▶ _Problem to solve_
Go through the lines below and copy any that hold the string "icon".

Dataset entries:
*****
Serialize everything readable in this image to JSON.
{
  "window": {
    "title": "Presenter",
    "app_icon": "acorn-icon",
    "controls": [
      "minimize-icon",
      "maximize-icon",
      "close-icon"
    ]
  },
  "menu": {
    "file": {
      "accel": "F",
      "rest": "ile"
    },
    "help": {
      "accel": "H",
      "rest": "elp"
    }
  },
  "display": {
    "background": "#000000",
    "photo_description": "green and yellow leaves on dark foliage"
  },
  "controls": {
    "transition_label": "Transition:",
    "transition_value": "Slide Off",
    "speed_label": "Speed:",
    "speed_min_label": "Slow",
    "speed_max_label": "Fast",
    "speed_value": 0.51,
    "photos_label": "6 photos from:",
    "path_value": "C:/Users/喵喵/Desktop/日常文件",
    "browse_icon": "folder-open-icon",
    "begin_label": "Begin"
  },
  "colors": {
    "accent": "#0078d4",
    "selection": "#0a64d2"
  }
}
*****
▶ _Output of the exercise_
    "app_icon": "acorn-icon",
      "minimize-icon",
      "maximize-icon",
      "close-icon"
    "browse_icon": "folder-open-icon",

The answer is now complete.